As traditional American doctrine was neglected, the competing ideology of socialism has taken off. Karl Marx’s book, which was written in 1844, never had much influence in American society. That was until we had backslid from Christian principles of economics and dabbled in greed. Thus, monopolies would form and grow. Wealth was accumulated, instead of employing the extra wealth to meet the needs of the poor and society itself. Self-culture (or individual interest), as Field would put it, began to replace the common good of the community.
Marshall Foster writes that “in the loft restaurant above Peck’s restaurant at 140 Fulton Street in lower Manhattan, a group of young men met to plan the overthrow of the predominately Christian world-view that still pervaded America. At this first meeting five men were present: Upton Sinclair, 27, a writer and a socialist; Jack London, writer; Thomas Wentworth Higginson, a Unitarian minister; J.G. Phelps Stokes, husband of a socialist leader; and Clarence Darrow, a lawyer.
Their organization was called the Intercollegiate Socialist Society. Their purpose was to ‘promote an intelligent interest in socialism among college men and women.’ These men were ready to become the exponents of an idea passed on to them by an obscure writer named Karl Marx—a man who never tried to be self-supporting but was supported by a wealthy industrialist who, inexplicably, believed in his theory of ‘the dictatorship of the proletariat.’ Although a small group in the beginning, these adherents of socialism more than succeeded in their task.”
“By using the proven method of gradualism, taken from the Roman general, Quintus Fabius Maximus, these men and others who joined with them slowly infiltrated” the public schools of our nation. By 1912 there were chapters in 44 colleges. By 1917 there were 61 chapters of student study groups of the League of Industrial Democracy. “At that time John Dewey, the godfather of progressive education, was the vice-president of the league. By 1941 Dewey had become president and Reinhold Niebuhr, the liberal socialist theologian, was the treasurer.”
The beginning of the end of traditional America had become entrenched. Dr. Stephen K. McDowell mentions that “the loss Christian tradition, character, and responsibility led to the failure of many banks in the early 1900’s. To remedy this situation, power was granted to a centralized Federal Reserve Board in 1913. But this unbiblical economic structure and lack of character produced many more problems.

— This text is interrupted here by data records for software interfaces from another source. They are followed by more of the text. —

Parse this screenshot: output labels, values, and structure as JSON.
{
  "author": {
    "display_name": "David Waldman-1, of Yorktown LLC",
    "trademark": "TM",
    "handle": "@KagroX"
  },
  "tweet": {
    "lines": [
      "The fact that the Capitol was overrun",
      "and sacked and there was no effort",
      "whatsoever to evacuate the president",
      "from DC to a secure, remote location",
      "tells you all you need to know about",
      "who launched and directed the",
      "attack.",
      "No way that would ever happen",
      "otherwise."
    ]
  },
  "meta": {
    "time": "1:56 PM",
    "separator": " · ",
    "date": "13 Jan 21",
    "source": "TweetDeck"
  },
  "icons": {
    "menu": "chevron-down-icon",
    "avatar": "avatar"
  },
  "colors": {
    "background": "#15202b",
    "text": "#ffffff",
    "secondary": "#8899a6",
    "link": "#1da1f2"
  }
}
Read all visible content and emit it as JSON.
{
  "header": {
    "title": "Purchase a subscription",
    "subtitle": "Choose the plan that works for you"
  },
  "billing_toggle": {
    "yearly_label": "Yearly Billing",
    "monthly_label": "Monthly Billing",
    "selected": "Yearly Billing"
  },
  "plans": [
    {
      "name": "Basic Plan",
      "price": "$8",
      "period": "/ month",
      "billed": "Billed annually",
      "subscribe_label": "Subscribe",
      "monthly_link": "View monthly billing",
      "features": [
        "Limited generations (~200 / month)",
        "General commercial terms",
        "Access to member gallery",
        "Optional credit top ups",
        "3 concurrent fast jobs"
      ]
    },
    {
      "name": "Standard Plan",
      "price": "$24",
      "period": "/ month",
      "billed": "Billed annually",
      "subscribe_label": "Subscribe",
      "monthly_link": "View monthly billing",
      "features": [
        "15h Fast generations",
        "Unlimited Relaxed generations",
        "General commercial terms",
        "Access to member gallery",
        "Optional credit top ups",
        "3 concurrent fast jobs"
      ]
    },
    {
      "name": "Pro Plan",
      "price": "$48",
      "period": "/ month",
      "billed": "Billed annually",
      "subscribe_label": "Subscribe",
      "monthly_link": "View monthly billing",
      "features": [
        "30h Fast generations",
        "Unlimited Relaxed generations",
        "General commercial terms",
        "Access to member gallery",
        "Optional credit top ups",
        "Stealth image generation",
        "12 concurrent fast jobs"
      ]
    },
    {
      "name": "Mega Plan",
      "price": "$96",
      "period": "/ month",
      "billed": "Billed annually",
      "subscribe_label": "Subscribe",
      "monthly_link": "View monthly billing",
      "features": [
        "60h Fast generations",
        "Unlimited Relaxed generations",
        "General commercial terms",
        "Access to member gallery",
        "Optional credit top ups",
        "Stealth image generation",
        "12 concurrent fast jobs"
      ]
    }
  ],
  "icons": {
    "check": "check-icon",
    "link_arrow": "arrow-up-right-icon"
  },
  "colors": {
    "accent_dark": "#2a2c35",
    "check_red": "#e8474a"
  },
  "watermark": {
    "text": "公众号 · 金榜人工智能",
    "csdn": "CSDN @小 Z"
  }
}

Within 20 years, the Stock Market had crashed, and America was in the midst of the Great Depression.” With the propagation of socialism, people were ready for Roosevelt's “New Deal,” such as Social Security and other welfare agencies, which ultimately set up the State as provider rather than God.
Daniel L. Smith
 Dr. Beliles, Mark A., and Stephen K. Dr. McDowell. America's Providential History: Including Biblical Principles of Education, Government, Politics, Economics, and Family Life, 253. 1989.
 Field, Peter S. 2001. ""the Transformation of Genius into Practical Power": Relph Waldo Emerson and the Public Lecture." Journal of the Early Republic 21 (3) (Fall): 467-493.
 Foster, Marshall, and Mary-Elaine Swanson. The American Covenant: The Untold Story, xvii. Mayflower Inst, 1983.
 Ibid., Dr. Beliles, Mark A., and Stephen K. Dr. McDowell, 250-251.